From Goodreads ~ Stories of Old Toronto never lose favour with the city's nostalgia buffs, and as long as Mike Filey continues to provide us with his "The Way We Were" columns, no one's appetite will have to go unsatisfied.

When Mike's Toronto Sunday Sun columns were first brought together in Toronto Sketches, demand was so high that it prompted a second collection ... then a third ... and a fourth ... and a fifth.

Now, for 2000, Mike has once again brought together some of the best of his Toronto Sunday Sun columns for "Toronto Sketches 6", the latest installment in the wildly popular series. This time around, Mike takes us to a performance at the Royal Alexandra Theatre by Al Jolson, the opening of Sunnybrook Hospital, a game between the baseball Leafs and the Havana Sugar Kings - with Fidel Castro throwing out the first pitch - and many more famous, notorious and entertaining episodes in the history of this great city.

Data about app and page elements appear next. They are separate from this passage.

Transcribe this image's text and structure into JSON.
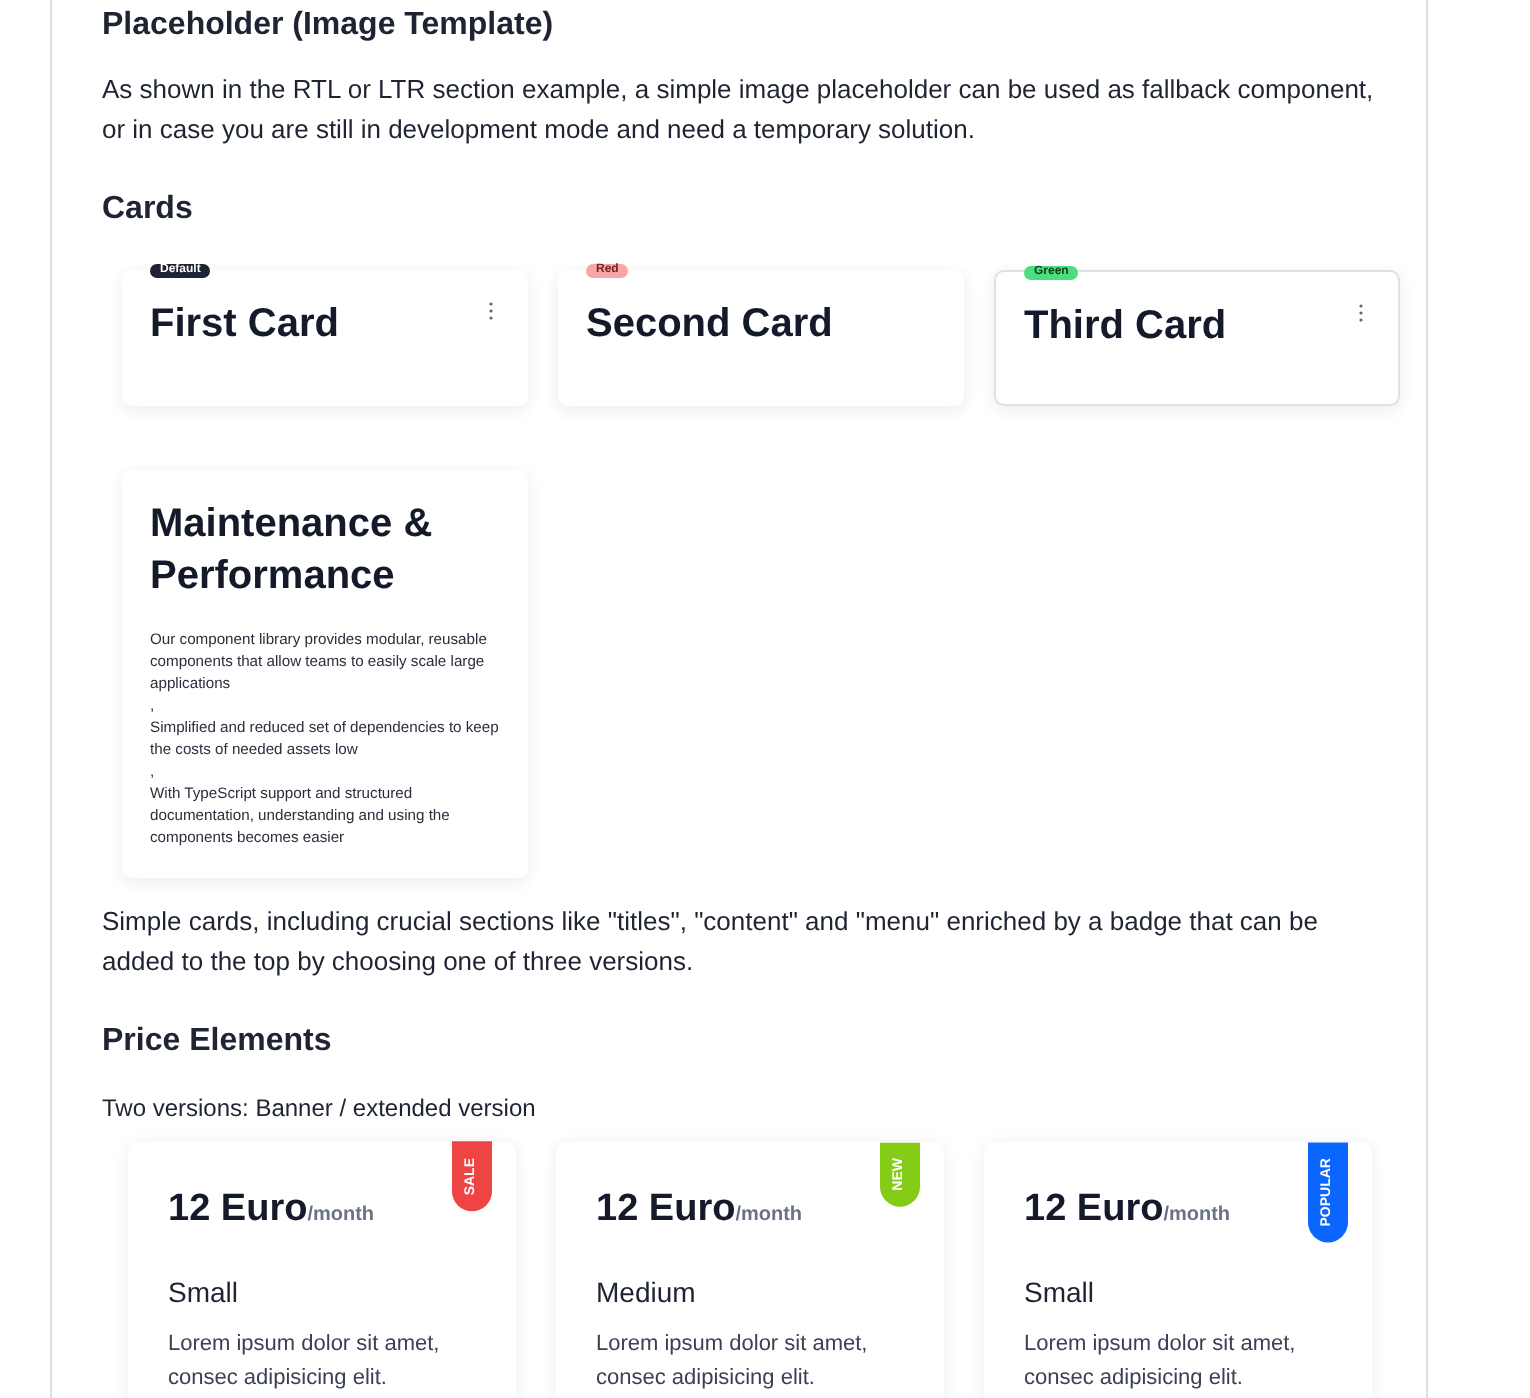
{
  "sections": [
    {
      "kind": "text",
      "heading": "Placeholder (Image Template)",
      "paragraph": "As shown in the RTL or LTR section example, a simple image placeholder can be used as fallback component, or in case you are still in development mode and need a temporary solution."
    },
    {
      "kind": "cards",
      "heading": "Cards",
      "cards": [
        {
          "badge": "Default",
          "color": "#1e2235",
          "title": "First Card",
          "menu": true,
          "bordered": false
        },
        {
          "badge": "Red",
          "color": "#f8a5a5",
          "title": "Second Card",
          "menu": false,
          "bordered": false
        },
        {
          "badge": "Green",
          "color": "#4ade80",
          "title": "Third Card",
          "menu": true,
          "bordered": true
        }
      ],
      "feature_card": {
        "title": "Maintenance & Performance",
        "lines": [
          "Our component library provides modular, reusable components that allow teams to easily scale large applications",
          ",",
          "Simplified and reduced set of dependencies to keep the costs of needed assets low",
          ",",
          "With TypeScript support and structured documentation, understanding and using the components becomes easier"
        ]
      },
      "paragraph": "Simple cards, including crucial sections like \"titles\", \"content\" and \"menu\" enriched by a badge that can be added to the top by choosing one of three versions."
    },
    {
      "kind": "prices",
      "heading": "Price Elements",
      "subtitle": "Two versions: Banner / extended version",
      "prices": [
        {
          "price": "12 Euro",
          "period": "/month",
          "ribbon": "SALE",
          "color": "#ef4444",
          "plan": "Small",
          "description": "Lorem ipsum dolor sit amet, consec adipisicing elit."
        },
        {
          "price": "12 Euro",
          "period": "/month",
          "ribbon": "NEW",
          "color": "#84cc16",
          "plan": "Medium",
          "description": "Lorem ipsum dolor sit amet, consec adipisicing elit."
        },
        {
          "price": "12 Euro",
          "period": "/month",
          "ribbon": "POPULAR",
          "color": "#0a66ff",
          "plan": "Small",
          "description": "Lorem ipsum dolor sit amet, consec adipisicing elit."
        }
      ]
    }
  ]
}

Mike Filey had a column in the Toronto Sun for about 30 years and I read it for many years (I like learning about the history of Toronto) ... this book is a compilation of some of his columns.  In this book, we learn more about Casa Loma, the Commercial Bank of the Midland District Bank, Al Jolson, cruise ships, Joy gas stations, Santa Claus, etc.

Built in @1845, the Commercial Bank of the Midland District Bank is on the
left side of Wellington Street W, in front of the building with all the signs
The facade was dismantled and reassembled in BCE Place (now called
Brookfield Place) - I worked in BCE Place about that time (early 1990s)

Even though the book was published in 2000, it was still an interesting book because it dealt with many historical events in Toronto.  Plus since it was published in 2000, it was interesting to see what was going on back then and what has changed. For example, Bay Street from College Street to Bloor Street used to be called "auto row".  I bought my first car from Addison on Bay in the early 1990s which was in the old McLaughlin Building.

The building opened in 1925 as the McLaughlin Motor Car Showroom
and is designated as a heritage site
When the author wrote the book, it was still Addison's ...
it's now being developed as condos

If you live in Toronto or are from Toronto, you should check it out. 


Unknown said...

I think looking at old photos like that is really neat.

Teena in Toronto said...

Me too :)